Spectral morphological analysis of skin lesions with a polarization multispectral dermoscope
Authors: Kapsokalyvas D., Bruscino N., Alfieri D., de Giorgi V., Cannarozzo G., Cicchi R., Massi D., Pimpinelli N., Pavone FS.
Autors Affiliation: European Laboratory for Non-linear Spectroscopy (LENS), University of Florence, 50019, Sesto Fiorentino, Italy; Division of Clinical, Preventive and Oncology Dermatology, Department of Critical Care Medicine and Surgery, University of Florence, 50129, Florence, Italy; Light4tech Firenze Srl, 50018, Scandicci, Italy; National Institute of Optics, National Research Council, 50125, Florence, Italy; Division of Human Pathology and Oncology, Department of Critical Care Medicine and Surgery, University of Florence, 50134, Florence, Italy; Department of Physics and Astronomy, University of Florence, Sesto Fiorentino, 50019, Italy
Abstract: Dermoscopy is the conventional technique used for the clinical inspection of human skin lesions. However, the identification of diagnostically relevant morphologies can become a complex task. We report on the development of a polarization multispectral dermoscope for the in vivo imaging of skin lesions. Linearly polarized illumination at three distinct spectral regions (470, 530 and 625 nm), is performed by high luminance LEDs. Processing of the acquired images, by means of spectral and polarization filtering, produces new contrast images, each one specific for melanin absorption, hemoglobin absorption, and single scattering. Analysis of such images could facilitate the identification of pathological morphologies. (C) 2013 Optical Society of America
Journal/Review: OPTICS EXPRESS
Volume: 21 (4) Pages from: 4826 to: 4840
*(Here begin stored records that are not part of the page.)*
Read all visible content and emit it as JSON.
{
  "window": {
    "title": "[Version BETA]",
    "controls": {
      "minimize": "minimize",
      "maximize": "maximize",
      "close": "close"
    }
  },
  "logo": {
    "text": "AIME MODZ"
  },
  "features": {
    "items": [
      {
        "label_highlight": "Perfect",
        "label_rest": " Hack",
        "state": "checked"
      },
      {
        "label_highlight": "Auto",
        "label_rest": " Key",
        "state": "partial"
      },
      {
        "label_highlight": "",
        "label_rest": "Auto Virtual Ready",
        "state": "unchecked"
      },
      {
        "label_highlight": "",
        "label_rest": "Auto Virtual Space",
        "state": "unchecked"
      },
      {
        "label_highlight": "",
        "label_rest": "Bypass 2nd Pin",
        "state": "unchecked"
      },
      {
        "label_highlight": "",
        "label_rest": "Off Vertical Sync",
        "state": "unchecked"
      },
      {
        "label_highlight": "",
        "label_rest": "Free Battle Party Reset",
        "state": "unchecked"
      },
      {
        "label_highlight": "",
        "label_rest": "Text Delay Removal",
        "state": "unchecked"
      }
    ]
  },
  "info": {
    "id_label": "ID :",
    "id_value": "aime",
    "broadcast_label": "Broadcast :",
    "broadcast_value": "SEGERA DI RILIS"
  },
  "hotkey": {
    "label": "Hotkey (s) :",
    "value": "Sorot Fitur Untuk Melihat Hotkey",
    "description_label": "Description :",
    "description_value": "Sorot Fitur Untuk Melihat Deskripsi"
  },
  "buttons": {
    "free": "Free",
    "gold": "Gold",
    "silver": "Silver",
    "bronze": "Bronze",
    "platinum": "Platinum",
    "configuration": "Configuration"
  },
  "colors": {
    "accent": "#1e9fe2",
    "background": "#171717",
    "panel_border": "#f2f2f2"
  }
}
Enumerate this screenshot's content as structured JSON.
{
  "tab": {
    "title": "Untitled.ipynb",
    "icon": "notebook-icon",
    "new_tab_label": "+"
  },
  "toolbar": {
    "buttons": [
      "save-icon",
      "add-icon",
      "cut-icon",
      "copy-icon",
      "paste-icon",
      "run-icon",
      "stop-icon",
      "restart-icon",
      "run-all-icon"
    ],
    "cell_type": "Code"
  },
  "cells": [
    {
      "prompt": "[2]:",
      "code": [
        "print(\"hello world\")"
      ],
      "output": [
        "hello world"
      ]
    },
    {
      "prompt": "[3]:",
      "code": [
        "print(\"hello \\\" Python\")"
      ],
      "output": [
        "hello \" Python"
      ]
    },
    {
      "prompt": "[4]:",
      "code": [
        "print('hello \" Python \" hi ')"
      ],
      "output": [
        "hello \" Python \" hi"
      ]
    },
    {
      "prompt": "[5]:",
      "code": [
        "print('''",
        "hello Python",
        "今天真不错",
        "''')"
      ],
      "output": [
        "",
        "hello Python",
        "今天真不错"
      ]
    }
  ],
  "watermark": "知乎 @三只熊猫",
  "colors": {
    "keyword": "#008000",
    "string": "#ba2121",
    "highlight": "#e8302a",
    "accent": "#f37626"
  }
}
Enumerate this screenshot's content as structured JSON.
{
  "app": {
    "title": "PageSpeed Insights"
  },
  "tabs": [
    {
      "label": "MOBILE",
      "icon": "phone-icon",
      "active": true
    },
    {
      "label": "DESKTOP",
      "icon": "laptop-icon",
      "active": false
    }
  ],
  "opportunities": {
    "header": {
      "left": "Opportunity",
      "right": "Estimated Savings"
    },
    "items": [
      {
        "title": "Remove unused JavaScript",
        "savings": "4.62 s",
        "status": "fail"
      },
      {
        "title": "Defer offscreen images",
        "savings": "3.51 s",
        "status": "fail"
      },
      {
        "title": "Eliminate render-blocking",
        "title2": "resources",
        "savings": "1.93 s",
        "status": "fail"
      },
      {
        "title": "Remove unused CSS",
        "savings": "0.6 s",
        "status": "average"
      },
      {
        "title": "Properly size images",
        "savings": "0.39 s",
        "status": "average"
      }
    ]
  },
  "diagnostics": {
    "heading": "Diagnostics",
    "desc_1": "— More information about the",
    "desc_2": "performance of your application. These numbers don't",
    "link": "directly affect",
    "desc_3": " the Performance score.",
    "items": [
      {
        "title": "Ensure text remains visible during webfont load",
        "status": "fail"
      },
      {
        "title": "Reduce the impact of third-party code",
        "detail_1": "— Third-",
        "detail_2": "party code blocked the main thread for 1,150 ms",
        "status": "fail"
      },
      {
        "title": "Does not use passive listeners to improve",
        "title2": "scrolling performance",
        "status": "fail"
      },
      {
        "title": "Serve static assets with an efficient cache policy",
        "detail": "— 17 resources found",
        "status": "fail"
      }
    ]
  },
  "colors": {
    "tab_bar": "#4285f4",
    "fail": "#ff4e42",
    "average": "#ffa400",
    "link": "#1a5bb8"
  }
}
More Information: The research leading to these results has received funding from the European Union Seventh Framework Programme (FP7/2007-2013) under grant agreements no 228334 and no 284464 (Bioptichal) and from the Italian Ministry for Education, University and Research in the framework of the Flagship Project NANOMAX. D. Kapsokalyvas gratefully acknowledges funding from the European Commission under the Marie Curie Host Fellowships Action for Early Stage Research Training ATLAS programme (MEST-CT-2004-008048). Financial support by the Ente Cassa di Risparmio di Firenze (private foundation) is acknowledged.KeyWords: Dermatology; Light emitting diodes; Luminance; Morphology, Complex task; Conventional techniques; Dermoscopy; High luminance leds; Human skin; In-Vivo imaging; Linearly polarized; Morphological analysis; Multi-spectral; Polarization filtering; Single scattering; Skin lesion; Spectral region, Polarization, tumor marker; tumor marker, device failure analysis; devices; epiluminescence microscopy; equipment design; human; metabolism; molecular imaging; pathology; polarization microscopy; skin tumor; spectroscopy; article; epiluminescence microscopy; equipment; equipment failure; metabolism; molecular imaging; pathology; polarization microscopy; skin tumor; spectroscopy, Dermoscopy; Equipment Design; Equipment Failure Analysis; Humans; Microscopy, Polarization; Molecular Imaging; Skin Neoplasms; Spectrum Analysis; Tumor Markers, Biological, Dermoscopy; Equipment Design; Equipment Failure Analysis; Humans; Microscopy, Polarization; Molecular Imaging; Skin Neoplasms; Spectrum Analysis; Tumor Markers, BiologicaDOI: 10.1364/OE.21.004826Citations: 32data from “WEB OF SCIENCE” (of Thomson Reuters) are update at: 2019-10-20References taken from IsiWeb of Knowledge: (subscribers only)Connecting to view paper tab on IsiWeb: Click hereConnecting to view citations from IsiWeb: Click here